▸ **Given entries**
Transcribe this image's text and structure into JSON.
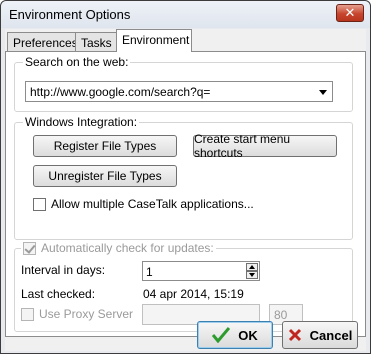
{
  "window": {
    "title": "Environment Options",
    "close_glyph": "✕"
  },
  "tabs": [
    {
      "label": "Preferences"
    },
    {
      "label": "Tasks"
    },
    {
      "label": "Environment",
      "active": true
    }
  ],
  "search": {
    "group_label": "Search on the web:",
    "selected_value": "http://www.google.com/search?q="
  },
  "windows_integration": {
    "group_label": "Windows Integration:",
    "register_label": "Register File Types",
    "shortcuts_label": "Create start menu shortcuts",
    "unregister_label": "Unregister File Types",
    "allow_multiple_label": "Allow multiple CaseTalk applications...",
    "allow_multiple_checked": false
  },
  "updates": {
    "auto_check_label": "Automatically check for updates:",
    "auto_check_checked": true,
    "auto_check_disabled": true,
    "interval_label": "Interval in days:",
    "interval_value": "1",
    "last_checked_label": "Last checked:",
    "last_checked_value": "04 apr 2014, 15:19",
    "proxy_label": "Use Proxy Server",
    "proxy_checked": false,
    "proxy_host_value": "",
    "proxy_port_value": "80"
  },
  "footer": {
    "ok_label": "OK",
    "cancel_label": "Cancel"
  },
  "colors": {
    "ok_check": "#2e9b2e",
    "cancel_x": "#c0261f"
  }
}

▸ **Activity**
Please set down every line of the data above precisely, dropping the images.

▸ **Written response**
Transcribe this image's text and structure into JSON.
{
  "window": {
    "title": "Environment Options",
    "close_glyph": "✕"
  },
  "tabs": [
    {
      "label": "Preferences"
    },
    {
      "label": "Tasks"
    },
    {
      "label": "Environment",
      "active": true
    }
  ],
  "search": {
    "group_label": "Search on the web:",
    "selected_value": "http://www.google.com/search?q="
  },
  "windows_integration": {
    "group_label": "Windows Integration:",
    "register_label": "Register File Types",
    "shortcuts_label": "Create start menu shortcuts",
    "unregister_label": "Unregister File Types",
    "allow_multiple_label": "Allow multiple CaseTalk applications...",
    "allow_multiple_checked": false
  },
  "updates": {
    "auto_check_label": "Automatically check for updates:",
    "auto_check_checked": true,
    "auto_check_disabled": true,
    "interval_label": "Interval in days:",
    "interval_value": "1",
    "last_checked_label": "Last checked:",
    "last_checked_value": "04 apr 2014, 15:19",
    "proxy_label": "Use Proxy Server",
    "proxy_checked": false,
    "proxy_host_value": "",
    "proxy_port_value": "80"
  },
  "footer": {
    "ok_label": "OK",
    "cancel_label": "Cancel"
  },
  "colors": {
    "ok_check": "#2e9b2e",
    "cancel_x": "#c0261f"
  }
}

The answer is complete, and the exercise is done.